Premier League referees have to stop bottling decisions or someone is going to get seriously hurt
Wow. Take a look at that headline. Apart from the fact that the style is not very Untold, it could have been written on this site.
But it wasn’t.
Which is quite remarkable. Because it shows that whereas a year ago the topic of referee decisions was at still at the “it all balances out in the end” level, and the opposition fans would answer any of our articles with, “We should have had a penalty – Arsenal get away with wrong decisions as much as anyone” type of comment, now suddenly the debate is opening up.
We’ve had comments about how the way the FA strangles debate on referees in the press and how that has gone too far, and while no one that I have read has come out and applauded our ten point plan for a proper open way to referee the Premier League, there is most certainly a debate brewing.
If you are a regular reader you’ll know that the multiple problems within refereeing is one of the key issues Untold has been highlighting for years – and there has been no movement at all apart from PGMOL changing its name to PGMO, closing down its web site and removing anything that suggests it has ever been criticised from its Wiki page.
But now, slowly, it looks like the message is getting through.
Today, it is the turn of the Telegraph, who recently suprised us all by running a PGMO press release (PGMO being the organisation that runs refereeing in the Premier League) about how they were looking into video refs, but then quickly followed that up by a piece that started to criticise PGMO. It seemed a strange about face, and we’ve wondered where they are going.
The gist of the new piece is that there have only been six red cards for bad tackles and violent conduct this season in the PL. It makes it quite clear this is because the referees are increasingly becoming more lenient. They speak of “lax officiating”.
To see what a change in dynamic this is, I don’t think there was a single article in 2013 or earlier attacking referees in the Premier League for anything.
Certainly the Telegraph is onto a good point, for if the dearth of red cards, in what is becoming a more violent Premier League, continues, this will be an all time low for reds. There were 31 in 2010/11 – and on current form it will be about 15 this year.
According to the Telegraph, last weekend Marrriner should have sent of Fernando and Eliaquim Mangala of Man City, and Eto of Everton. Charlie Austin of QPR should have gone off much earlier, Sadio Mane of Southampton should have been red carded by Friend, while Leicester City’s Jamie Vardy should have gone.
Now the Telegraph don’t actually talk about overt bias against Arsenal, but in another ground breaking moment they do mention that the bias is clearly always in favour of the home team – something all our stats have shown.
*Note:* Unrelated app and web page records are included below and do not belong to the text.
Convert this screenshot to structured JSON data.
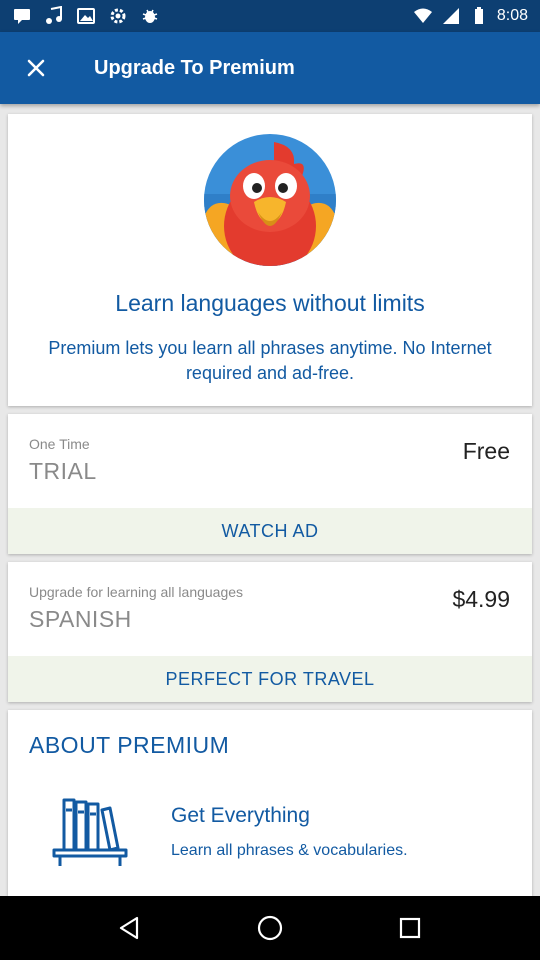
{
  "status_bar": {
    "time": "8:08",
    "left_icons": [
      "message-icon",
      "music-icon",
      "image-icon",
      "settings-icon",
      "bug-icon"
    ],
    "right_icons": [
      "wifi-icon",
      "signal-icon",
      "battery-icon"
    ]
  },
  "toolbar": {
    "title": "Upgrade To Premium",
    "close_icon": "close-icon"
  },
  "hero": {
    "title": "Learn languages without limits",
    "description": "Premium lets you learn all phrases anytime. No Internet required and ad-free."
  },
  "plans": [
    {
      "subtitle": "One Time",
      "name": "TRIAL",
      "price": "Free",
      "action": "WATCH AD"
    },
    {
      "subtitle": "Upgrade for learning all languages",
      "name": "SPANISH",
      "price": "$4.99",
      "action": "PERFECT FOR TRAVEL"
    }
  ],
  "about": {
    "title": "ABOUT PREMIUM",
    "feature_title": "Get Everything",
    "feature_desc": "Learn all phrases & vocabularies."
  },
  "nav": [
    "back-icon",
    "home-icon",
    "recents-icon"
  ],
  "colors": {
    "status_bar": "#0d3f72",
    "toolbar": "#125aa2",
    "accent_text": "#125aa2",
    "action_bg": "#f0f4ea"
  }
}
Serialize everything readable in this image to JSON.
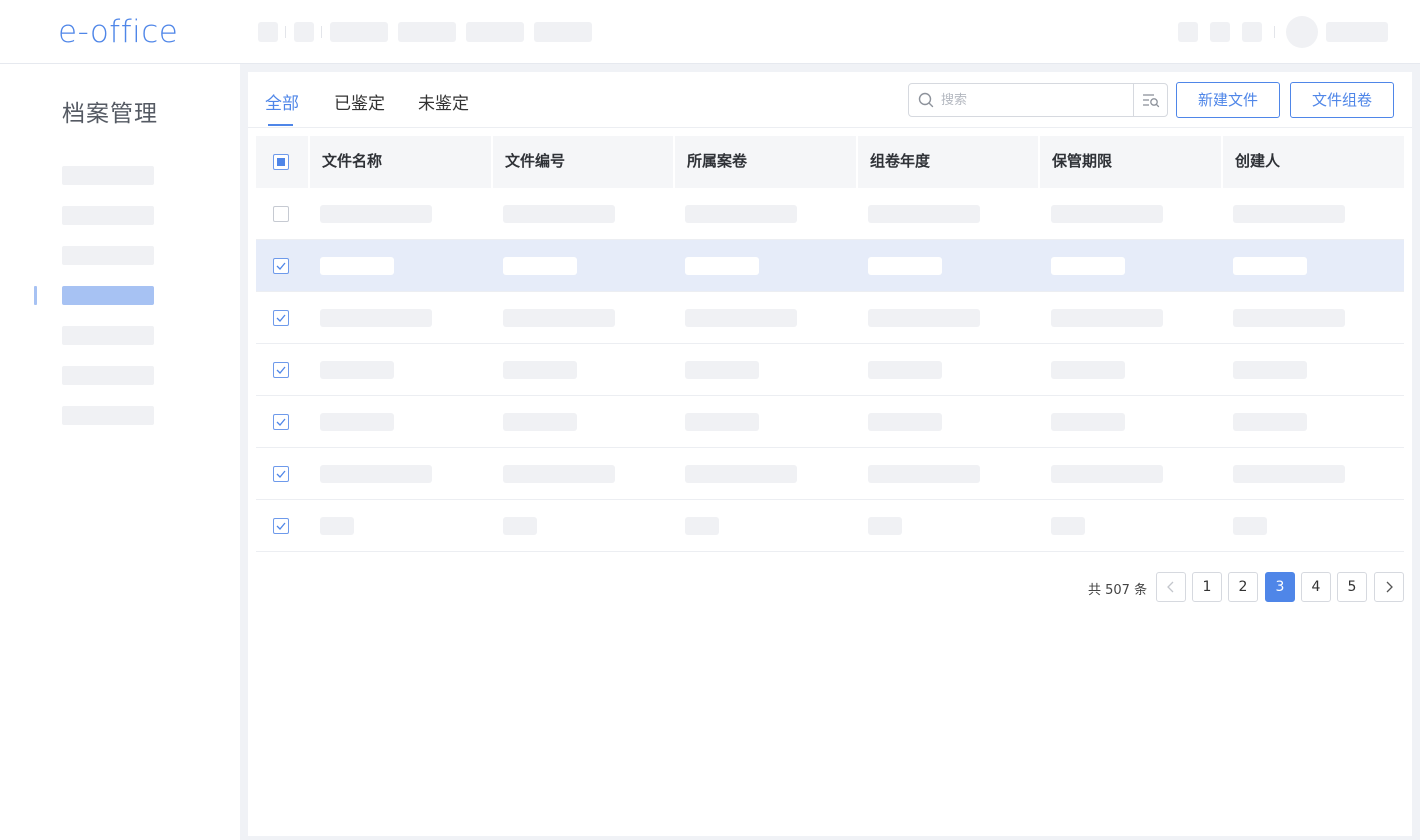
{
  "app": {
    "logo": "e-office"
  },
  "sidebar": {
    "title": "档案管理",
    "active_index": 3
  },
  "tabs": [
    {
      "label": "全部",
      "active": true
    },
    {
      "label": "已鉴定",
      "active": false
    },
    {
      "label": "未鉴定",
      "active": false
    }
  ],
  "search": {
    "placeholder": "搜索",
    "value": ""
  },
  "toolbar": {
    "new_file_label": "新建文件",
    "group_volume_label": "文件组卷"
  },
  "table": {
    "columns": [
      "文件名称",
      "文件编号",
      "所属案卷",
      "组卷年度",
      "保管期限",
      "创建人"
    ],
    "header_checkbox": "partial",
    "rows": [
      {
        "checked": false,
        "selected": false
      },
      {
        "checked": true,
        "selected": true
      },
      {
        "checked": true,
        "selected": false
      },
      {
        "checked": true,
        "selected": false
      },
      {
        "checked": true,
        "selected": false
      },
      {
        "checked": true,
        "selected": false
      },
      {
        "checked": true,
        "selected": false
      }
    ]
  },
  "pagination": {
    "total_text": "共 507 条",
    "pages": [
      "1",
      "2",
      "3",
      "4",
      "5"
    ],
    "current": "3"
  },
  "colors": {
    "accent": "#4f86e8",
    "selected_row": "#e6ecf9",
    "skeleton": "#f0f1f4"
  }
}
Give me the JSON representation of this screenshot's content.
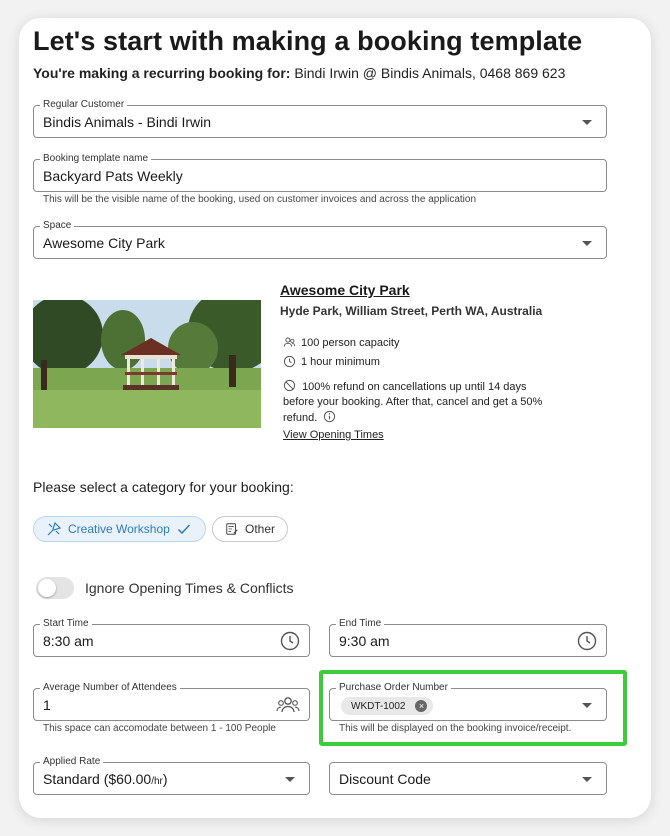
{
  "header": {
    "title": "Let's start with making a booking template",
    "subtitle_prefix": "You're making a recurring booking for:",
    "subtitle_value": " Bindi Irwin @ Bindis Animals, 0468 869 623"
  },
  "form": {
    "regular_customer": {
      "label": "Regular Customer",
      "value": "Bindis Animals - Bindi Irwin"
    },
    "template_name": {
      "label": "Booking template name",
      "value": "Backyard Pats Weekly",
      "helper": "This will be the visible name of the booking, used on customer invoices and across the application"
    },
    "space": {
      "label": "Space",
      "value": "Awesome City Park"
    }
  },
  "venue": {
    "name": "Awesome City Park",
    "address": "Hyde Park, William Street, Perth WA, Australia",
    "capacity": "100 person capacity",
    "minimum": "1 hour minimum",
    "refund": "100% refund on cancellations up until 14 days before your booking. After that, cancel and get a 50% refund.",
    "opening_link": "View Opening Times"
  },
  "category": {
    "prompt": "Please select a category for your booking:",
    "options": [
      {
        "label": "Creative Workshop",
        "selected": true
      },
      {
        "label": "Other",
        "selected": false
      }
    ]
  },
  "toggle": {
    "label": "Ignore Opening Times & Conflicts",
    "on": false
  },
  "times": {
    "start": {
      "label": "Start Time",
      "value": "8:30 am"
    },
    "end": {
      "label": "End Time",
      "value": "9:30 am"
    }
  },
  "attendees": {
    "label": "Average Number of Attendees",
    "value": "1",
    "helper": "This space can accomodate between 1 - 100 People"
  },
  "purchase_order": {
    "label": "Purchase Order Number",
    "chip": "WKDT-1002",
    "helper": "This will be displayed on the booking invoice/receipt."
  },
  "rate": {
    "label": "Applied Rate",
    "value": "Standard  ($60.00",
    "unit": "/hr",
    "close": ")"
  },
  "discount": {
    "placeholder": "Discount Code"
  },
  "colors": {
    "accent": "#2d7bc4",
    "highlight": "#3dcb3d",
    "chip_bg": "#e9f2fb"
  }
}
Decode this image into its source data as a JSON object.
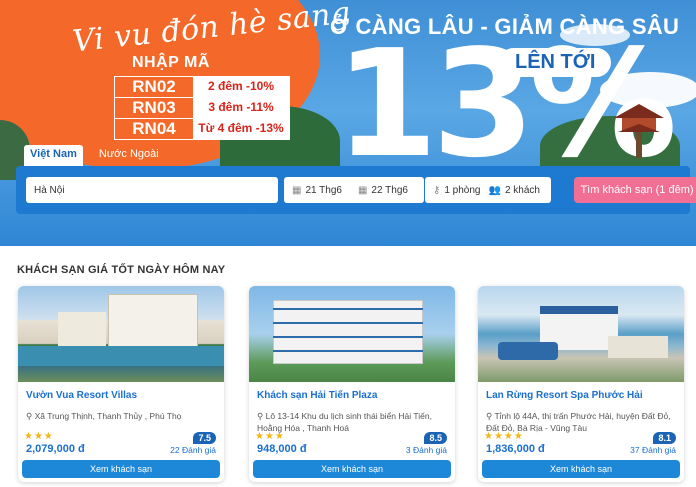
{
  "banner": {
    "slogan": "Vi vu đón hè sang",
    "promo_heading": "NHẬP MÃ",
    "codes": [
      {
        "code": "RN02",
        "desc": "2 đêm -10%"
      },
      {
        "code": "RN03",
        "desc": "3 đêm -11%"
      },
      {
        "code": "RN04",
        "desc": "Từ 4 đêm -13%"
      }
    ],
    "headline": "Ở CÀNG LÂU - GIẢM CÀNG SÂU",
    "upto": "LÊN TỚI",
    "big_number": "13",
    "percent": "%"
  },
  "search": {
    "tabs": [
      {
        "label": "Việt Nam",
        "active": true
      },
      {
        "label": "Nước Ngoài",
        "active": false
      }
    ],
    "destination": "Hà Nội",
    "checkin": "21 Thg6",
    "checkout": "22 Thg6",
    "rooms": "1 phòng",
    "guests": "2 khách",
    "button": "Tìm khách sạn (1 đêm)"
  },
  "section_title": "KHÁCH SẠN GIÁ TỐT NGÀY HÔM NAY",
  "hotels": [
    {
      "name": "Vườn Vua Resort Villas",
      "address": "Xã Trung Thịnh, Thanh Thủy , Phú Thọ",
      "stars": 3,
      "stars_text": "★★★",
      "score": "7.5",
      "price": "2,079,000 đ",
      "reviews": "22 Đánh giá",
      "button": "Xem khách sạn"
    },
    {
      "name": "Khách sạn Hải Tiến Plaza",
      "address": "Lô 13-14 Khu du lịch sinh thái biển Hải Tiến, Hoằng Hóa , Thanh Hoá",
      "stars": 3,
      "stars_text": "★★★",
      "score": "8.5",
      "price": "948,000 đ",
      "reviews": "3 Đánh giá",
      "button": "Xem khách sạn"
    },
    {
      "name": "Lan Rừng Resort Spa Phước Hải",
      "address": "Tỉnh lộ 44A, thị trấn Phước Hải, huyện Đất Đỏ, Đất Đỏ, Bà Rịa - Vũng Tàu",
      "stars": 4,
      "stars_text": "★★★★",
      "score": "8.1",
      "price": "1,836,000 đ",
      "reviews": "37 Đánh giá",
      "button": "Xem khách sạn"
    }
  ],
  "colors": {
    "brand_blue": "#1e7ad0",
    "search_button": "#f06f93",
    "banner_orange": "#f4692a",
    "link_blue": "#1a6fd0",
    "star": "#f2b619"
  }
}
That is a serious allegation of bias, but sadly the Telegraph then don’t follow this through with critical analysis. Instead they speak simply of referees “simply appearing to let more go and are refusing to take responsibility.”
Well yes, that too, but the home bias bit should never have been so readily glossed over. Home teams might win more because they don’t have to travel, but they should never win more because of refs.
They do however say that refereeing “is being scrutinised more than ever,” which is good news for our long running campaign.
“Shirt pulling, diving, dissent, players raising their hands to each other – each offence has been the subject of debate, division and media campaigning in recent seasons; in recent weeks, even. But the biggest threat to football is the biggest threat that it has always carried – the offence that breaks a player’s leg or tears the ligaments in his knee or ankle.”
So here we have it, at last, the debate is opening up. And my goodness they even acknowledge the “reckless lunge by United’s Paddy McNair at Arsenal’s Jack Wilshere.” Amazing.
So what is the solution? OK it is not our ten point plan for making PGMO an open organisation, as we called for, but for the Telegraph, “it is time to add the very best foreign referees to the Premier League roster.”
Now if for a moment you were to accept that there is perhaps a bending of referees going on in England along the lines of what has happened in Italy in the past, that won’t help too much. So it is a fairly weak idea. Worse, if it were to come in, a lot of people including PGMO would say that this shows nothing is wrong. But fortunately the Telegraph discredits its own idea by pointing out that the move to laxness probably comes in part from the World Cup and its dreadful refereeing.
So that could be a step back, but we should not be downhearted.
But the Telegraph goes on to call the referees secret organisation, “ridiculously political” and that is a step forwards.
In fact I would say the whole thing is a step forwards, and at the risk of seeming unduly pompous I think Untold can take a little credit for this, and Walter Broeckx can take major credit.
Walter has ploughed a lone furrow for years on this issue, and has highlighted so many faults in refereeing in the Premier League that ultimately the Grand Silence had to be broken.
And now it has. Hats off to Walter – getting an issue that has been silent into the debating chamber is the hardest thing of all, and he’s done it.
Amazing. I really had begun to wonder if it would ever happen.
- Clubs are showing signs of fighting back at journalists
- Are Arsenal really making progress, or are we starting to slip back?
- Luton 3 Arsenal 4: maybe it is time to say positive things
- Luton v Arsenal – the referee, the team, Saka and Cliff Bastin
- Luton Town – how do they play the game. The tackles, fouls and cards.